* **WORK TASK**: Find every line of the records that has "JSON" and return it.

* **App and web page records**:
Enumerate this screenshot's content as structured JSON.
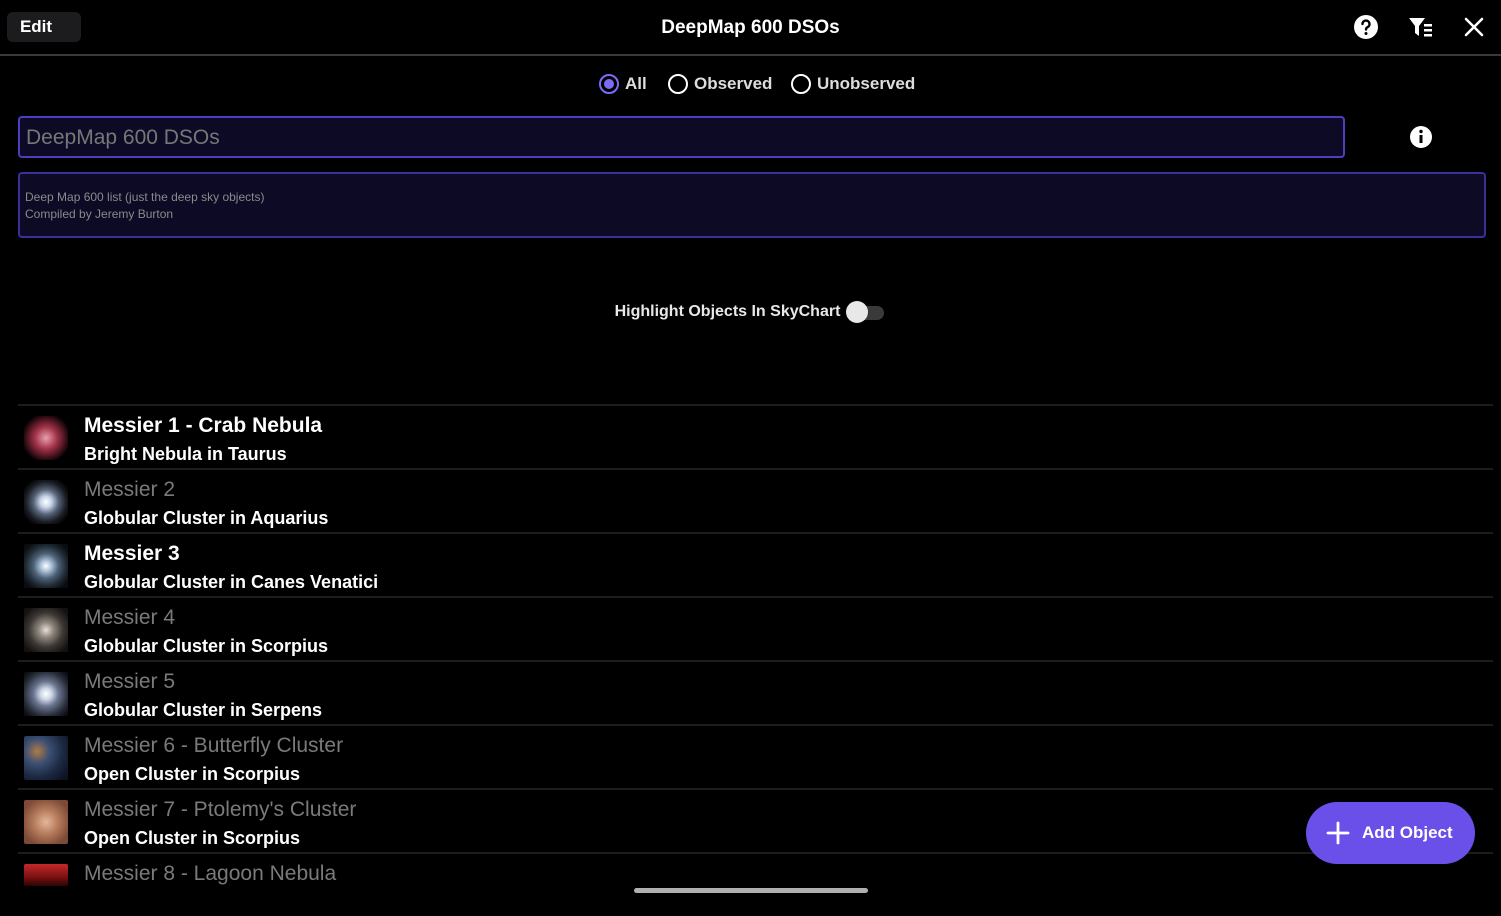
{
  "header": {
    "edit_label": "Edit",
    "title": "DeepMap 600 DSOs",
    "icons": [
      "help-icon",
      "filter-icon",
      "close-icon"
    ]
  },
  "filter": {
    "options": [
      {
        "label": "All",
        "selected": true
      },
      {
        "label": "Observed",
        "selected": false
      },
      {
        "label": "Unobserved",
        "selected": false
      }
    ]
  },
  "list_name": {
    "value": "DeepMap 600 DSOs"
  },
  "description": {
    "line1": "Deep Map 600 list (just the deep sky objects)",
    "line2": "Compiled by Jeremy Burton"
  },
  "highlight": {
    "label": "Highlight Objects In SkyChart",
    "enabled": false
  },
  "objects": [
    {
      "name": "Messier 1 - Crab Nebula",
      "type": "Bright Nebula in Taurus",
      "observed": true
    },
    {
      "name": "Messier 2",
      "type": "Globular Cluster in Aquarius",
      "observed": false
    },
    {
      "name": "Messier 3",
      "type": "Globular Cluster in Canes Venatici",
      "observed": true
    },
    {
      "name": "Messier 4",
      "type": "Globular Cluster in Scorpius",
      "observed": false
    },
    {
      "name": "Messier 5",
      "type": "Globular Cluster in Serpens",
      "observed": false
    },
    {
      "name": "Messier 6 - Butterfly Cluster",
      "type": "Open Cluster in Scorpius",
      "observed": false
    },
    {
      "name": "Messier 7 - Ptolemy's Cluster",
      "type": "Open Cluster in Scorpius",
      "observed": false
    },
    {
      "name": "Messier 8 - Lagoon Nebula",
      "type": "",
      "observed": false
    }
  ],
  "fab": {
    "label": "Add Object"
  },
  "colors": {
    "accent": "#6a4fe8",
    "field_border": "#4b3fbf",
    "dim_text": "#7a7a7a"
  }
}
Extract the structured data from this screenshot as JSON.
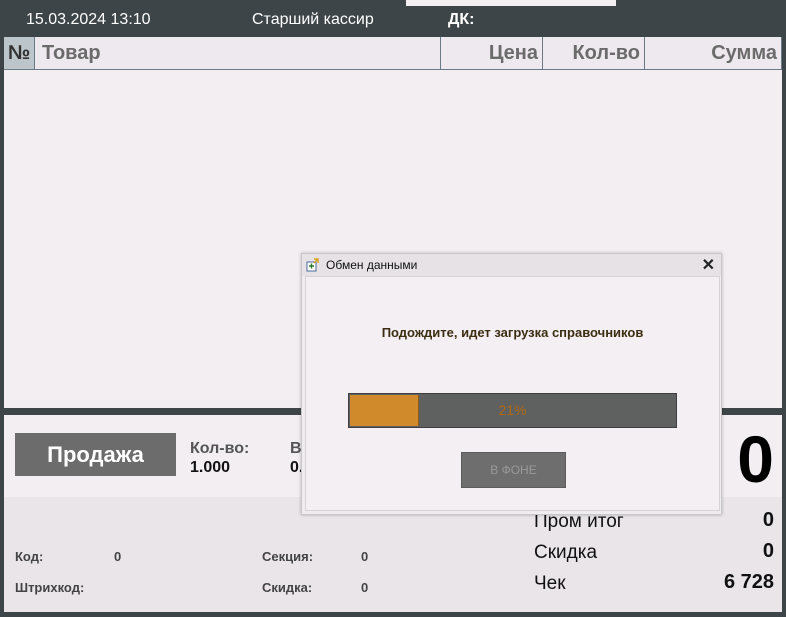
{
  "topbar": {
    "datetime": "15.03.2024 13:10",
    "role": "Старший кассир",
    "dk_label": "ДК:"
  },
  "table": {
    "headers": {
      "num": "№",
      "name": "Товар",
      "price": "Цена",
      "qty": "Кол-во",
      "sum": "Сумма"
    }
  },
  "bottom": {
    "mode_button": "Продажа",
    "qty_label": "Кол-во:",
    "qty_value": "1.000",
    "weight_label": "В",
    "weight_value": "0.",
    "big_total": "0",
    "code_label": "Код:",
    "code_value": "0",
    "barcode_label": "Штрихкод:",
    "barcode_value": "",
    "section_label": "Секция:",
    "section_value": "0",
    "discount_small_label": "Скидка:",
    "discount_small_value": "0",
    "totals": [
      {
        "label": "Пром итог",
        "value": "0"
      },
      {
        "label": "Скидка",
        "value": "0"
      },
      {
        "label": "Чек",
        "value": "6 728"
      }
    ]
  },
  "dialog": {
    "title": "Обмен данными",
    "close_glyph": "✕",
    "icon": "data-exchange-icon",
    "message": "Подождите, идет загрузка справочников",
    "progress_percent": 21,
    "progress_label": "21%",
    "background_button": "В ФОНЕ"
  }
}
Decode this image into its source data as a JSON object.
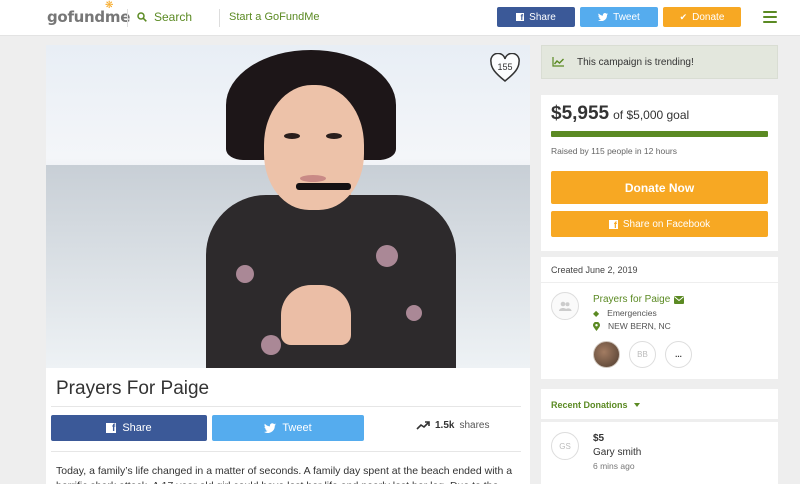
{
  "header": {
    "logo": "gofundme",
    "search_label": "Search",
    "start_label": "Start a GoFundMe",
    "share_label": "Share",
    "tweet_label": "Tweet",
    "donate_label": "Donate"
  },
  "campaign": {
    "heart_count": "155",
    "title": "Prayers For Paige",
    "share_label": "Share",
    "tweet_label": "Tweet",
    "shares_count": "1.5k",
    "shares_label": "shares",
    "story": "Today, a family’s life changed in a matter of seconds. A family day spent at the beach ended with a horrific shark attack. A 17 year old girl could have lost her life and nearly lost her leg. Due to the"
  },
  "sidebar": {
    "trending": "This campaign is trending!",
    "raised_amount": "$5,955",
    "goal_text": "of $5,000 goal",
    "progress_fraction": 1.0,
    "raised_by": "Raised by 115 people in 12 hours",
    "donate_now": "Donate Now",
    "share_facebook": "Share on Facebook",
    "created": "Created June 2, 2019",
    "organizer_name": "Prayers for Paige",
    "category": "Emergencies",
    "location": "NEW BERN, NC",
    "team_initials": "BB",
    "team_more": "...",
    "recent_donations": "Recent Donations",
    "donor_initials": "GS",
    "donor_amount": "$5",
    "donor_name": "Gary smith",
    "donor_time": "6 mins ago"
  },
  "colors": {
    "brand_green": "#5b8a23",
    "donate_orange": "#f7a823",
    "facebook_blue": "#3b5998",
    "twitter_blue": "#55acee"
  }
}
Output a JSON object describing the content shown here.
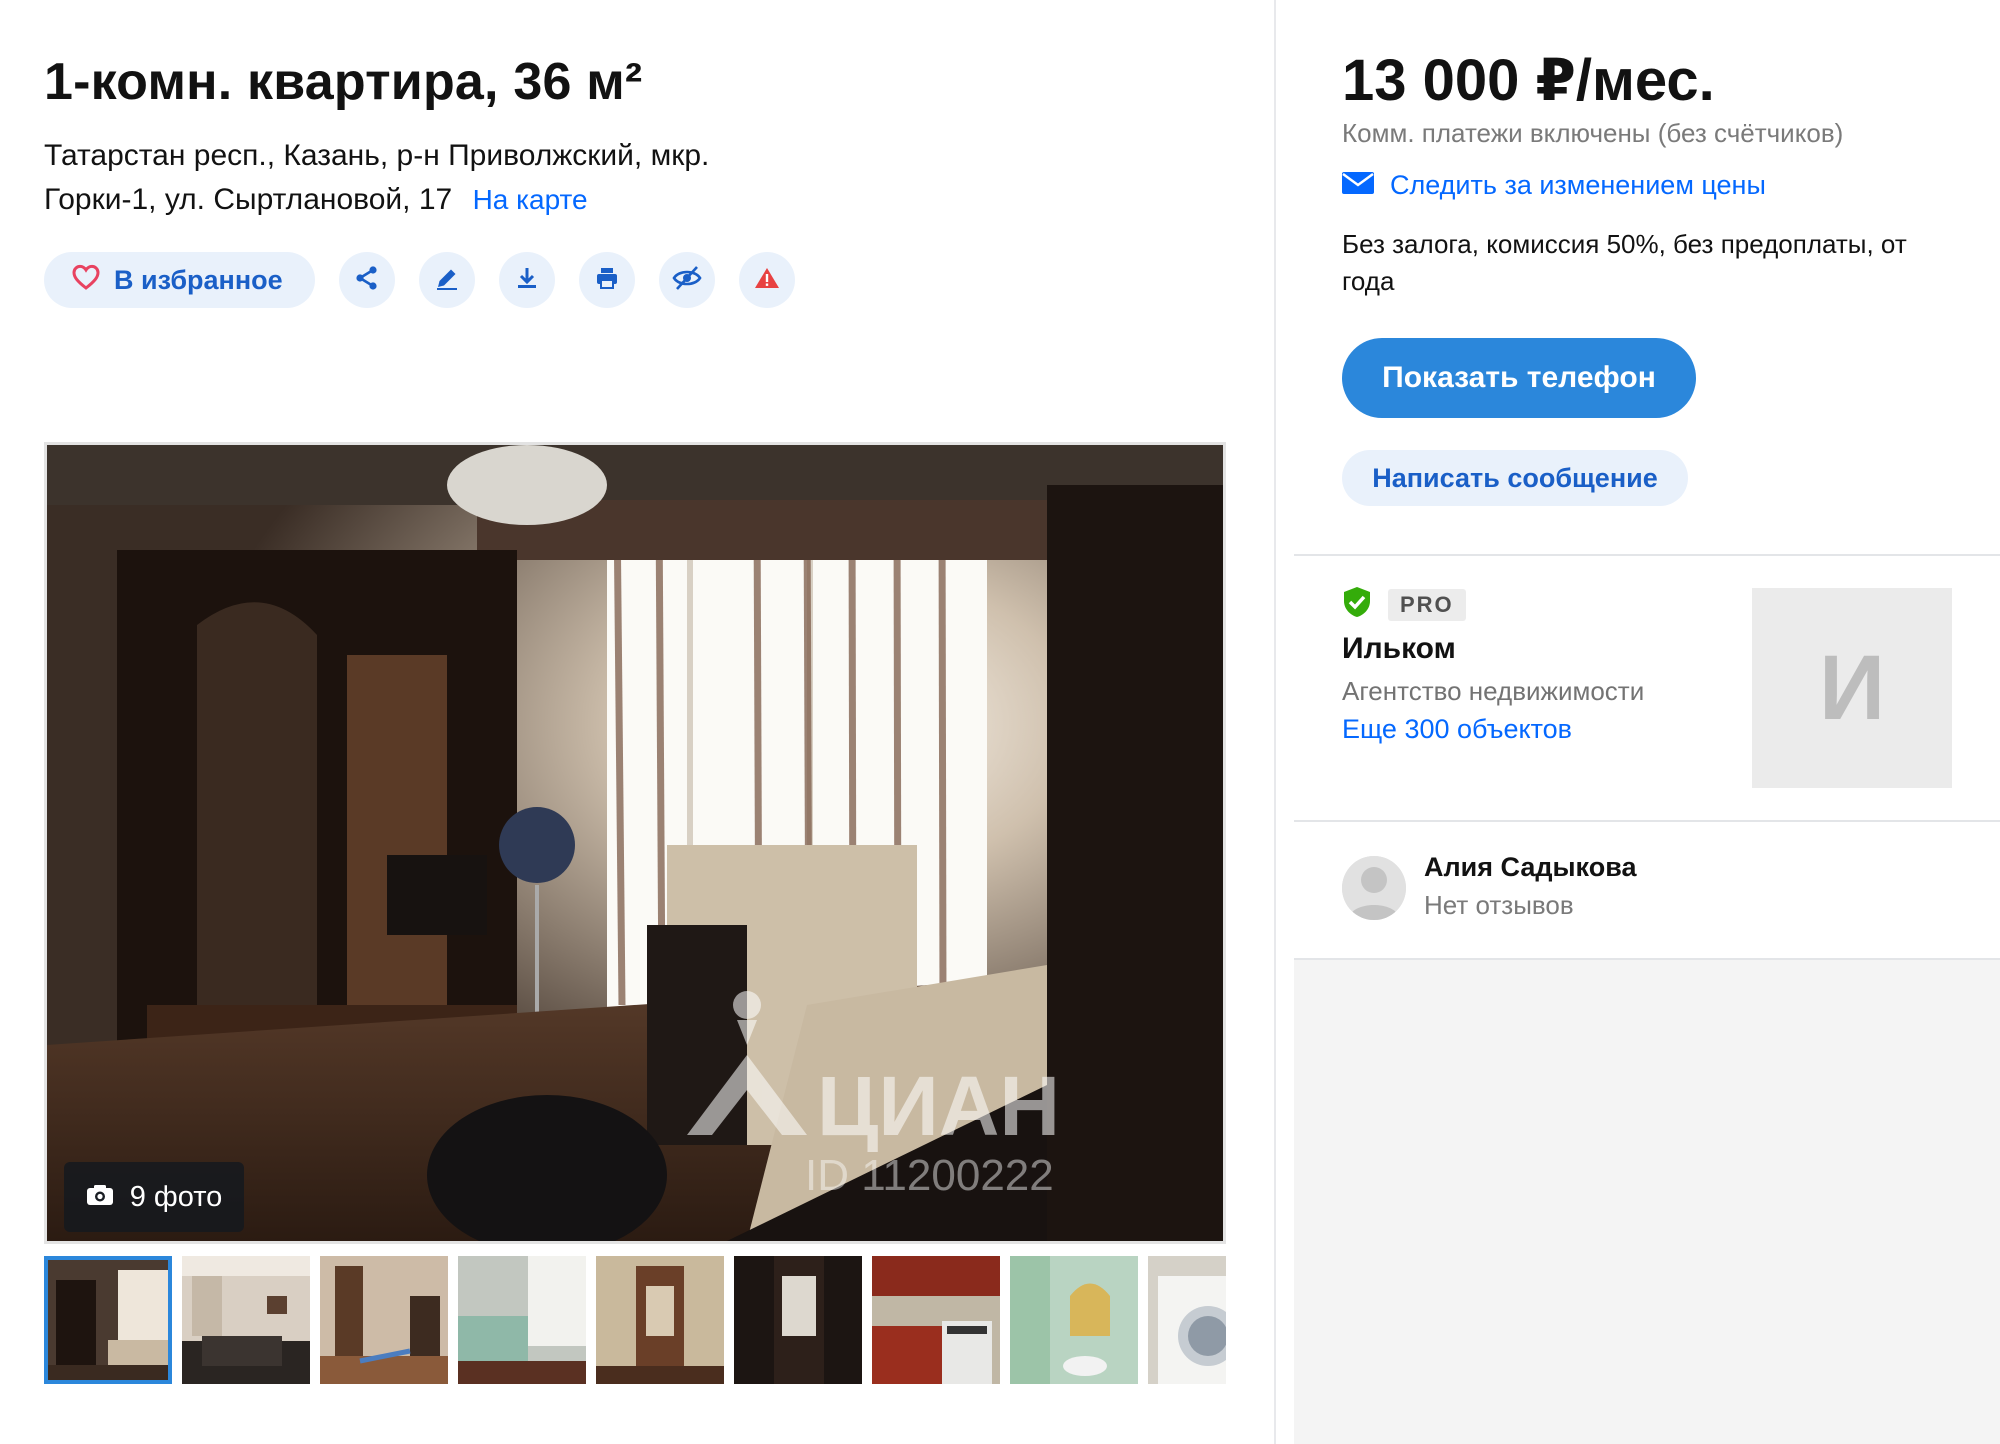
{
  "listing": {
    "title": "1-комн. квартира, 36 м²",
    "address": "Татарстан респ., Казань, р-н Приволжский, мкр. Горки-1, ул. Сыртлановой, 17",
    "map_link": "На карте"
  },
  "actions": {
    "favorite_label": "В избранное",
    "icons": [
      "share-icon",
      "edit-icon",
      "download-icon",
      "print-icon",
      "hide-icon",
      "report-icon"
    ]
  },
  "gallery": {
    "photo_count": "9 фото",
    "watermark_brand": "ЦИАН",
    "watermark_id": "ID 11200222",
    "thumbnails": [
      "living-room",
      "living-room-sofa",
      "room-ironing-board",
      "balcony",
      "hallway",
      "door-hallway",
      "kitchen",
      "bathroom",
      "washing-machine"
    ],
    "active_thumbnail": 0
  },
  "price_card": {
    "price": "13 000 ₽/мес.",
    "note": "Комм. платежи включены (без счётчиков)",
    "watch_label": "Следить за изменением цены",
    "terms": "Без залога, комиссия 50%, без предоплаты, от года",
    "phone_button": "Показать телефон",
    "message_button": "Написать сообщение"
  },
  "agency": {
    "badge": "PRO",
    "name": "Ильком",
    "type": "Агентство недвижимости",
    "more_link": "Еще 300 объектов",
    "logo_letter": "И"
  },
  "agent": {
    "name": "Алия Садыкова",
    "reviews": "Нет отзывов"
  },
  "colors": {
    "accent_blue": "#2b87db",
    "link_blue": "#0468ff",
    "button_light": "#e9f1fb",
    "favorite_heart": "#e84260",
    "report_red": "#e84242",
    "verified_green": "#34ac0a"
  }
}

* **PROBLEM SOLUTION**:
Enumerate this screenshot's content as structured JSON.
Extract the structured data from this screenshot as JSON.
Decode this image into its source data as a JSON object.
Output a JSON object describing the content shown here.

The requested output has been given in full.